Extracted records
↓
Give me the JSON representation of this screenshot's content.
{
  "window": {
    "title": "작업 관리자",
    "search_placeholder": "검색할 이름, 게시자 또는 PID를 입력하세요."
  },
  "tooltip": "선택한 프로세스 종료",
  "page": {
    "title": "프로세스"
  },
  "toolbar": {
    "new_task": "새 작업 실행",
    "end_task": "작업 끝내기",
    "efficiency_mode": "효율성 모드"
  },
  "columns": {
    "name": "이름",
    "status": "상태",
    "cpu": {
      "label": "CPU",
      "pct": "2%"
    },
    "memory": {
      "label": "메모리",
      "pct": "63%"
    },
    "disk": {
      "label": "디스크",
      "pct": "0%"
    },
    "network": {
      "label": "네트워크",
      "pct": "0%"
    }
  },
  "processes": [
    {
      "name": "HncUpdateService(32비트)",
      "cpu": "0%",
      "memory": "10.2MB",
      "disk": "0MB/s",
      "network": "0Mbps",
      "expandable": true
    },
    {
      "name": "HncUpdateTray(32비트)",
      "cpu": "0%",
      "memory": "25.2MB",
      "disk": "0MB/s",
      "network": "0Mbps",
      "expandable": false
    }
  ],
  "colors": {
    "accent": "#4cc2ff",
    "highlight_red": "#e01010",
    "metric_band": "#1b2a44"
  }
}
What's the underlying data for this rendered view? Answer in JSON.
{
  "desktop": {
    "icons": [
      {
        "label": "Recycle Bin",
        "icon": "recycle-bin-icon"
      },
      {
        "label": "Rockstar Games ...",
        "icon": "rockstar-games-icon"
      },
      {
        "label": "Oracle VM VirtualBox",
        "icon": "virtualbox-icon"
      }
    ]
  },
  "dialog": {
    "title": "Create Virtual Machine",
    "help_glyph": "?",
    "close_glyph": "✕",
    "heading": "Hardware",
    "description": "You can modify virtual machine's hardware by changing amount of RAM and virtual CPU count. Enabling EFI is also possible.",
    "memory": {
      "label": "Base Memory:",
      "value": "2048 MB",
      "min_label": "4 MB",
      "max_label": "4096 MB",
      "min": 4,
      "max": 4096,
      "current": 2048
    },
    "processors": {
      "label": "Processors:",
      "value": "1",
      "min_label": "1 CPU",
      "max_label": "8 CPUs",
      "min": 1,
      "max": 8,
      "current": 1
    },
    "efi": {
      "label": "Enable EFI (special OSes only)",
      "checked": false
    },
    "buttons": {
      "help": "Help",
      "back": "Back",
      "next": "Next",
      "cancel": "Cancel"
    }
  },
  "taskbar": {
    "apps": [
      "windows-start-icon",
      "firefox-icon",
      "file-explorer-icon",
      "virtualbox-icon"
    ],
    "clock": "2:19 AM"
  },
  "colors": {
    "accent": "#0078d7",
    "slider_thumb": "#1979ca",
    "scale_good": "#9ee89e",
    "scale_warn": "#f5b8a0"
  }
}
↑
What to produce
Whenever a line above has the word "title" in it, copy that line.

Exercise response
    "title": "작업 관리자",
    "title": "프로세스"
    "title": "Create Virtual Machine",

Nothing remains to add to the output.